With the property market suffering from oversupply, more Malaysians are turning to Airbnb to pay off their loans. Based on an Airbnb survey of over 2,000 Malaysian guests and hosts, half of the responding hosts indicated that Airbnb helped them in settling their loan payments, while 40 percent said the platform provided them with supplementary income.
Airbnb is an internet-based booking platform that allows owners to rent out their properties or extra rooms to guests.
With more than 53,000 Airbnb listings, Malaysia saw over 3.25 million guests in the last 12 months ended 1 July, or up 73 percent from the previous period, reported The Star.
Siva Shanker, investment head of Axis REIT Managers Bhd and former president of Malaysian Institute of Estate Agents, however, believes that there is a bad side to the Airbnb trend.
According to him, Airbnb hosts were speculators and investors who bought properties during the upturn, with the goal of selling them at a higher price.
“However, when the property market started to make a turn for the worse, many of these speculators found it difficult to sell or rent out their units but at the same time they needed income to service their loans.”
He added that many investors and buyers bought units on the advice of a few people with questionable credentials and skills.
“Many of the people, who claimed to be experts, gave false assurances that the properties could be sold at a premium of up to 40 percent within a couple of years, or that they would be able to get high rental yields.”
“This is essentially a get rich quick scheme and many people believed in them. But then the market crashed and many of the buyers are saddled with a property that they can’t sell or rent out,” he said.
Meanwhile, PPC International managing director Datuk Siders Sittampalam called for the regulation of Airbnb.
“It’s never been regulated in the past, especially in terms of taxes. How do you determine things such as cost and security?”
Siva agreed that there is a need to set up proper regulation for Airbnb operators.
“You don’t know who’s going into your apartment. Every other day, your occupants are changing…They could be illegal immigrants, running criminal activities, being a nuisance and disturbing the neighbours,” he said.
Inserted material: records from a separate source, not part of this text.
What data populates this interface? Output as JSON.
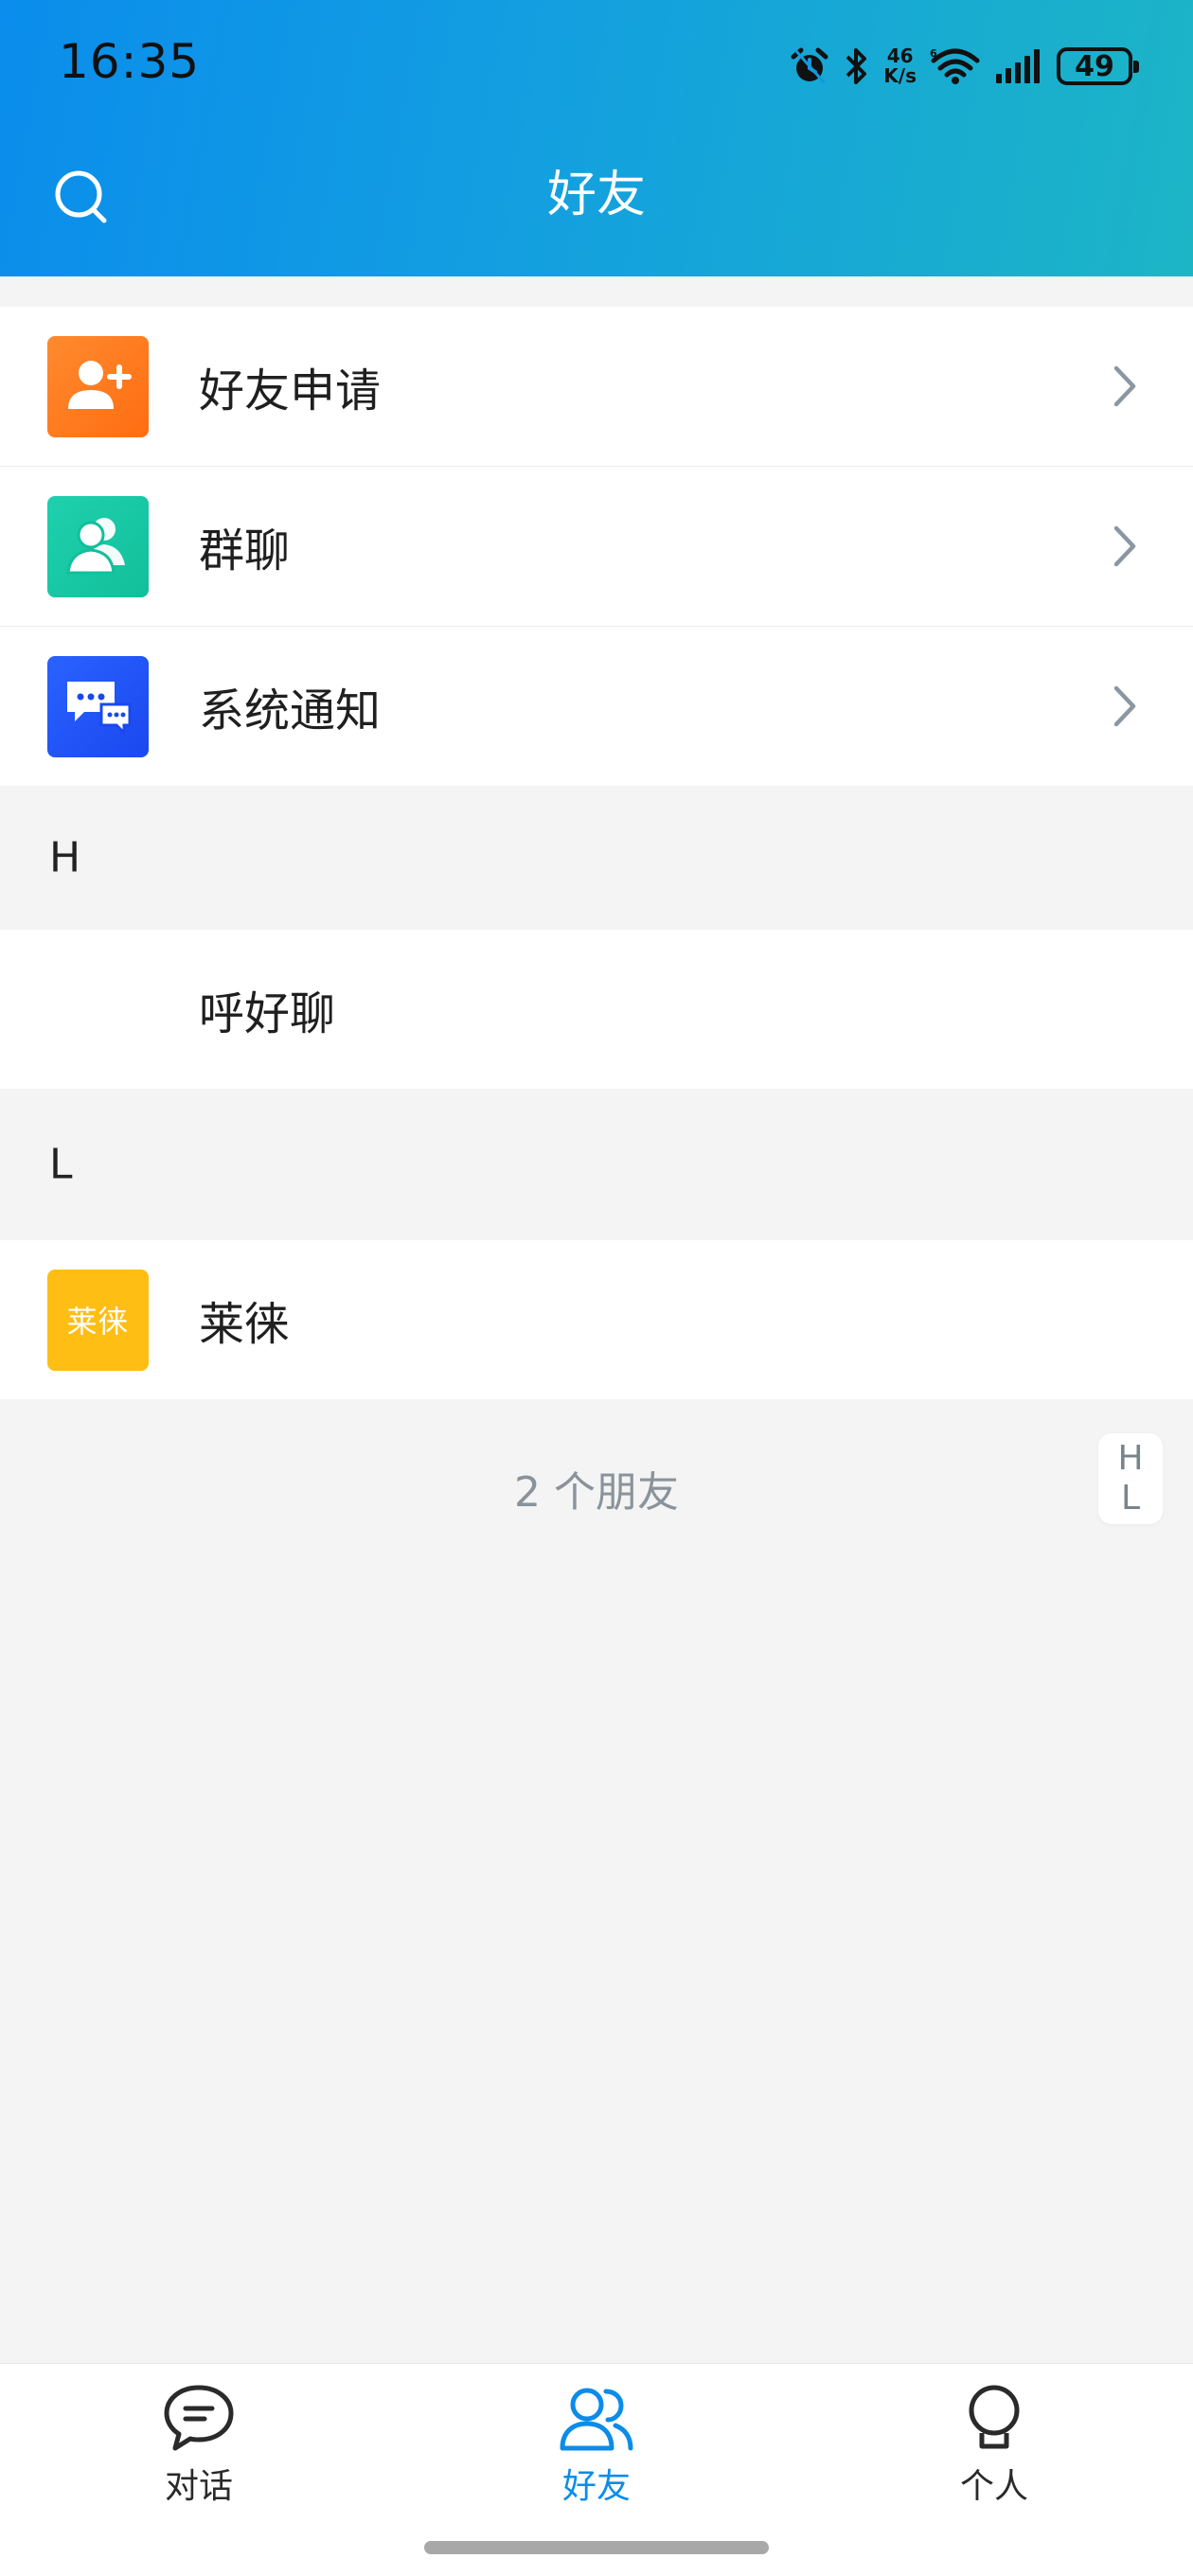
{
  "status_bar": {
    "time": "16:35",
    "network_speed_top": "46",
    "network_speed_bottom": "K/s",
    "battery": "49"
  },
  "header": {
    "title": "好友"
  },
  "shortcuts": [
    {
      "label": "好友申请",
      "icon": "add-user-icon",
      "color": "#ff7a22"
    },
    {
      "label": "群聊",
      "icon": "group-icon",
      "color": "#19c9a5"
    },
    {
      "label": "系统通知",
      "icon": "notification-chat-icon",
      "color": "#2356f6"
    }
  ],
  "sections": [
    {
      "letter": "H",
      "friends": [
        {
          "name": "呼好聊",
          "avatar_text": ""
        }
      ]
    },
    {
      "letter": "L",
      "friends": [
        {
          "name": "莱徕",
          "avatar_text": "莱徕",
          "avatar_color": "#ffbe14"
        }
      ]
    }
  ],
  "friend_count": "2 个朋友",
  "index_letters": [
    "H",
    "L"
  ],
  "bottom_nav": [
    {
      "label": "对话",
      "icon": "chat-icon",
      "active": false
    },
    {
      "label": "好友",
      "icon": "friends-icon",
      "active": true
    },
    {
      "label": "个人",
      "icon": "profile-icon",
      "active": false
    }
  ],
  "colors": {
    "accent": "#0b8ce9",
    "header_gradient_start": "#0a8dec",
    "header_gradient_end": "#1cb5c6"
  }
}
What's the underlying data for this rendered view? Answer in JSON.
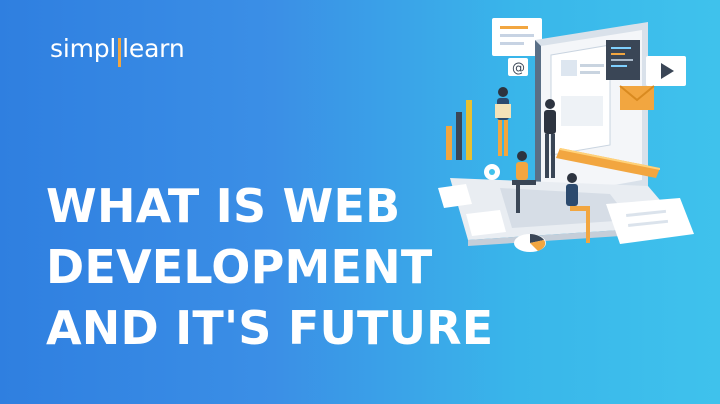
{
  "brand": {
    "logo_left": "simpl",
    "logo_right": "learn",
    "accent_color": "#f2a640"
  },
  "headline": {
    "lines": [
      "WHAT IS WEB",
      "DEVELOPMENT",
      "AND IT'S FUTURE"
    ]
  },
  "theme": {
    "background_left": "#2f7fe0",
    "background_right": "#3fc2ec",
    "text_color": "#ffffff"
  },
  "illustration": {
    "icons": [
      "laptop-icon",
      "browser-window-icon",
      "video-play-icon",
      "envelope-icon",
      "bar-chart-icon",
      "pie-chart-icon",
      "gear-icon",
      "ruler-icon",
      "at-sign-icon"
    ]
  }
}
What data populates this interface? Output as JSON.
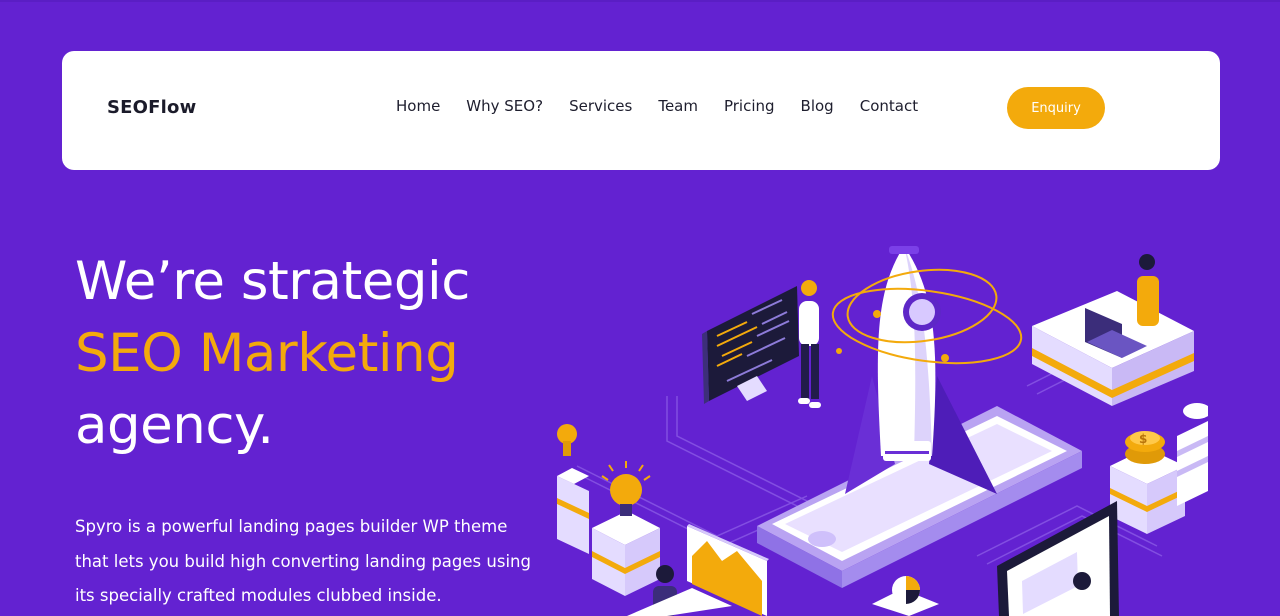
{
  "brand": {
    "name": "SEOFlow"
  },
  "nav": {
    "items": [
      {
        "label": "Home"
      },
      {
        "label": "Why SEO?"
      },
      {
        "label": "Services"
      },
      {
        "label": "Team"
      },
      {
        "label": "Pricing"
      },
      {
        "label": "Blog"
      },
      {
        "label": "Contact"
      }
    ],
    "cta_label": "Enquiry"
  },
  "hero": {
    "title_line1": "We’re strategic",
    "title_line2": "SEO Marketing",
    "title_line3": "agency.",
    "description": "Spyro is a powerful landing pages builder WP theme that lets you build high converting landing pages using its specially crafted modules clubbed inside."
  },
  "colors": {
    "background": "#6322d1",
    "accent": "#f3aa0c",
    "navbar_bg": "#ffffff",
    "text_light": "#ffffff",
    "text_dark": "#1e1e2e"
  },
  "illustration": {
    "icon": "seo-rocket-isometric-illustration"
  }
}
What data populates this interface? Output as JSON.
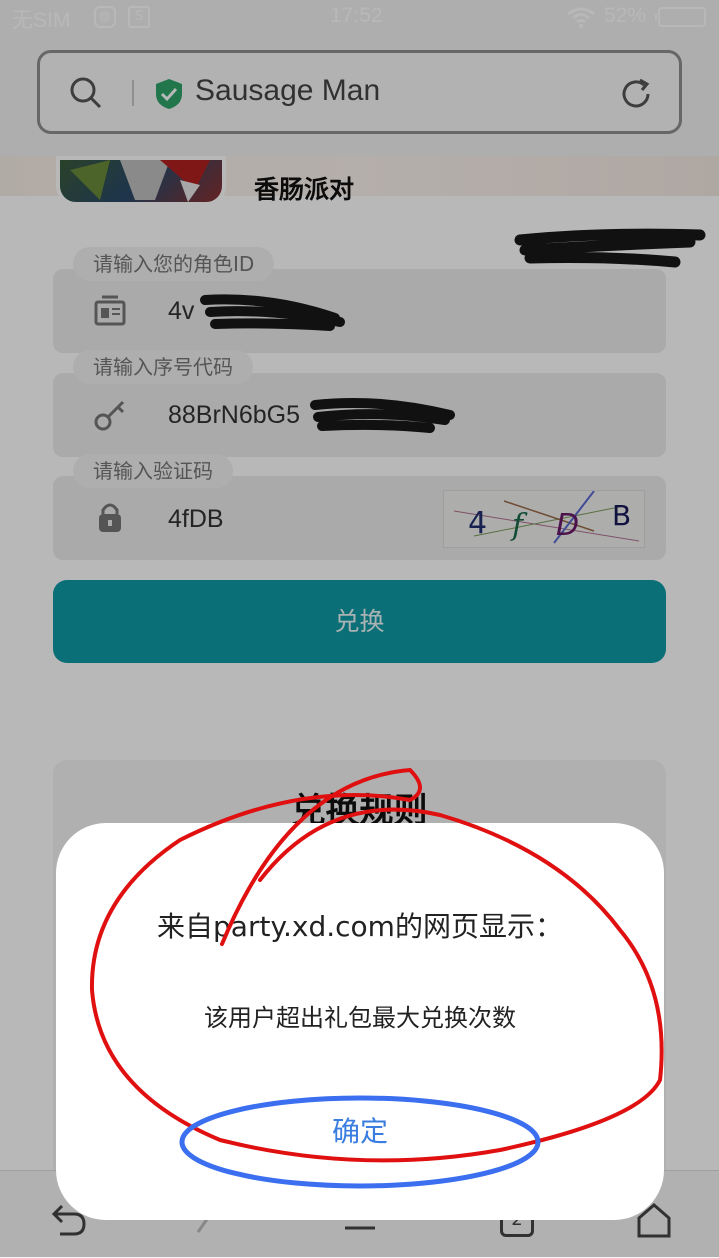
{
  "status_bar": {
    "carrier": "无SIM",
    "time": "17:52",
    "battery": "52%"
  },
  "browser": {
    "address_text": "Sausage Man",
    "icons": [
      "search-icon",
      "shield-check-icon",
      "refresh-icon"
    ]
  },
  "game": {
    "name": "香肠派对"
  },
  "form": {
    "role_id": {
      "label": "请输入您的角色ID",
      "value": "4v"
    },
    "code": {
      "label": "请输入序号代码",
      "value": "88BrN6bG5"
    },
    "captcha": {
      "label": "请输入验证码",
      "value": "4fDB",
      "image_chars": [
        "4",
        "f",
        "D",
        "B"
      ]
    },
    "submit_label": "兑换"
  },
  "rules": {
    "title": "兑换规则"
  },
  "dialog": {
    "title": "来自party.xd.com的网页显示：",
    "message": "该用户超出礼包最大兑换次数",
    "ok_label": "确定"
  },
  "toolbar": {
    "tab_count": "2",
    "icons": [
      "back-icon",
      "forward-icon",
      "menu-icon",
      "tabs-icon",
      "home-icon"
    ]
  },
  "colors": {
    "accent": "#0e9aa5",
    "dialog_button": "#3a7de0",
    "annotation_red": "#e01010",
    "annotation_blue": "#3b6ff0"
  }
}
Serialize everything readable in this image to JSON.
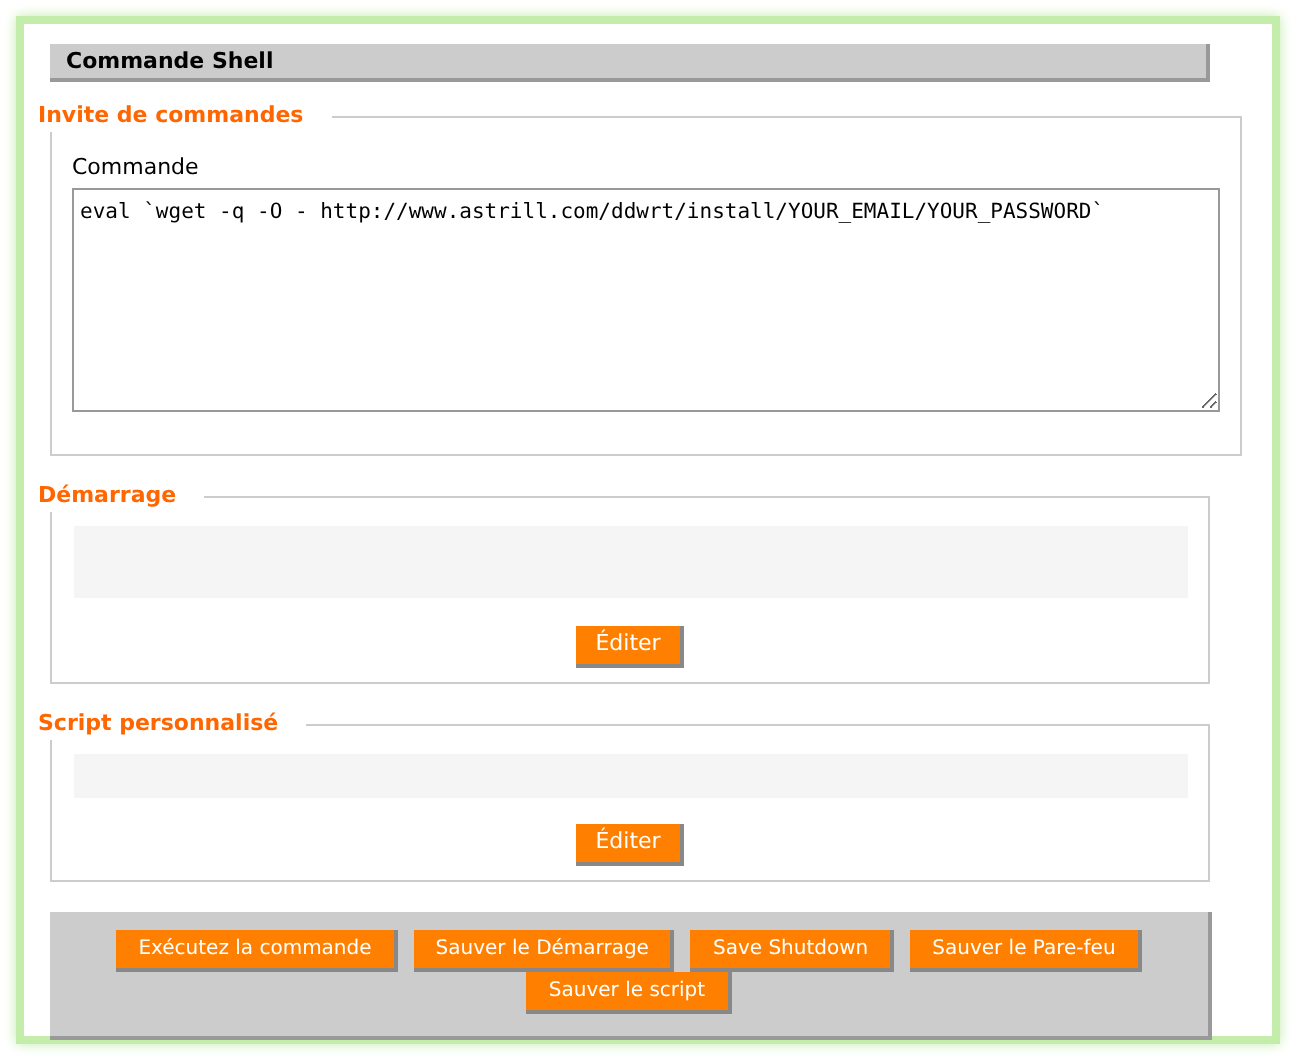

“How is the unit considered ‘gated and guarded’ when the owner is the one that opens the door to these strangers?”